That's a very good question.
In fact, even though it is technically correct,
Can you imagine his forgetting his own birthday?
sounds kind of silly, while
Can you imagine him forgetting his own birthday?
is absolutely grammatically correct.
The confusion (in the minds of those who compose such tests) stems, one would imagine, from the nominative vs dative-accusative concept.
Staunch proponents of perfect grammar have been scaring the less-grammatically-fortunate for decades into substituting "I" for "me" regardless of the case.

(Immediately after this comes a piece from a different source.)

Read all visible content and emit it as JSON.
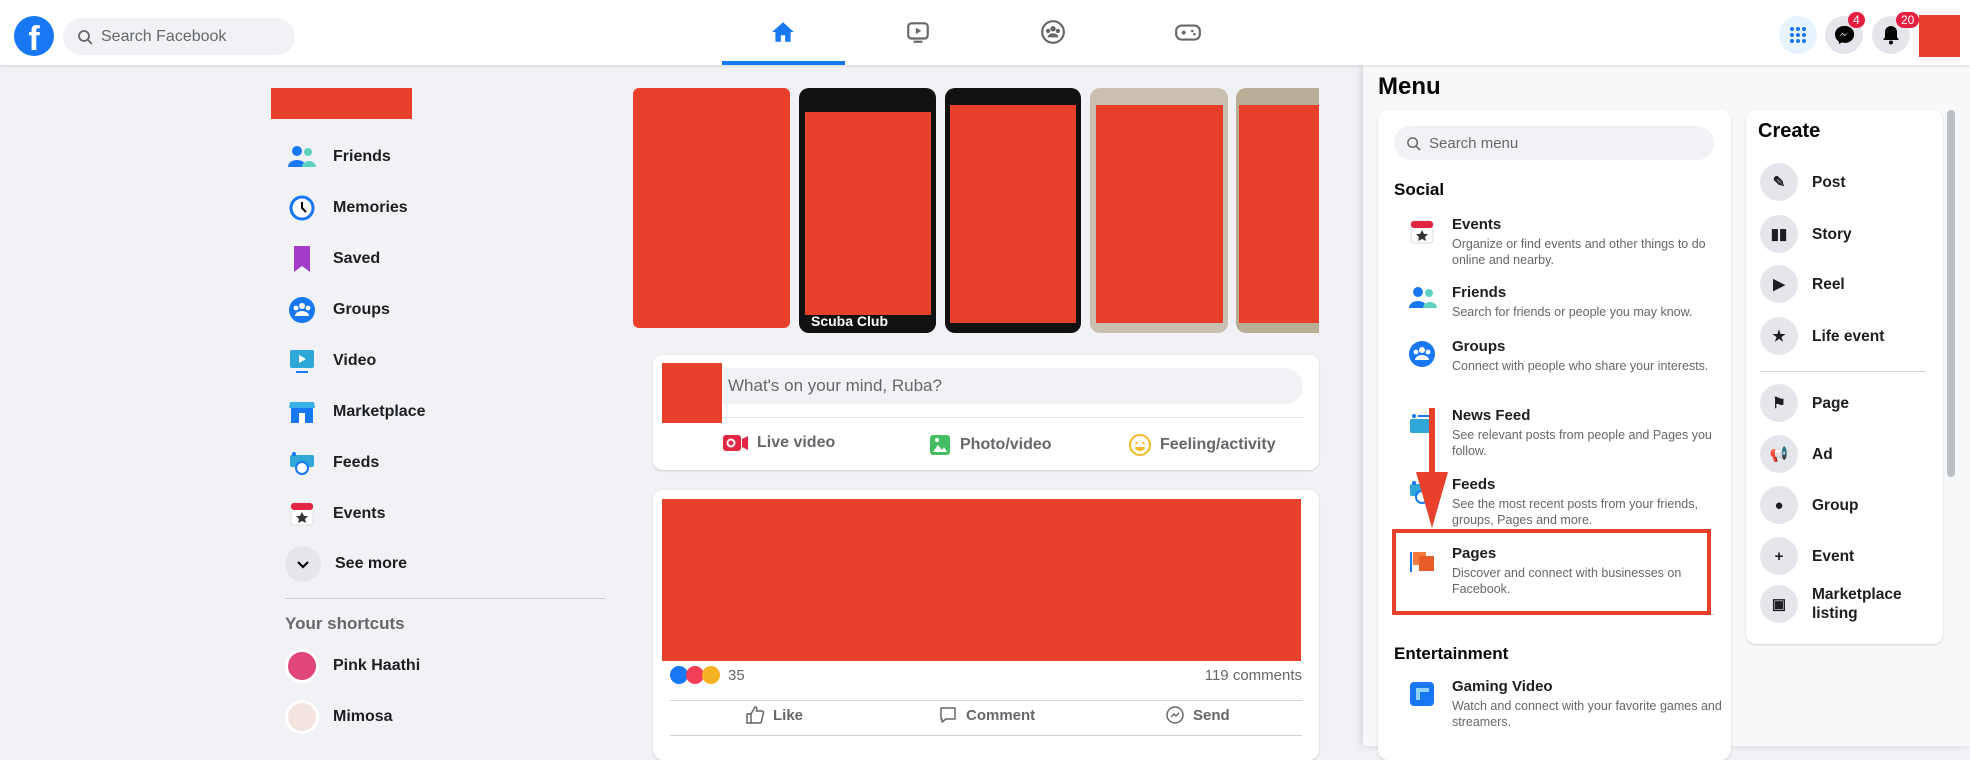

Thanks to their efforts we now have such pearls as
It didn't matter to her and I.
Which is inconsistent, to say the least, since any case other than nominative that requires the speaker/writer to use the non-nominative form of personal pronouns ("her," "him," "them") would naturally and logically require using "me" rather than "I."
But: folks of humble origins and less-than-thorough education are now afraid to use "me," as well as "him" lest they be deemed "uncultured."
I'm tired of his criticizing everything!
though technically correct, sounds ... uh ... stupid ... or awkward, if you will, and
I'm tired of his criticism
is normally substituted, or, more frequently,
I'm tired of him criticizing everything
which flows a lot better, overtly colloquial though it may be.
The latter is what the authors of the test seemed to have had in mind when they urged the testees to avoid using "him" at all costs.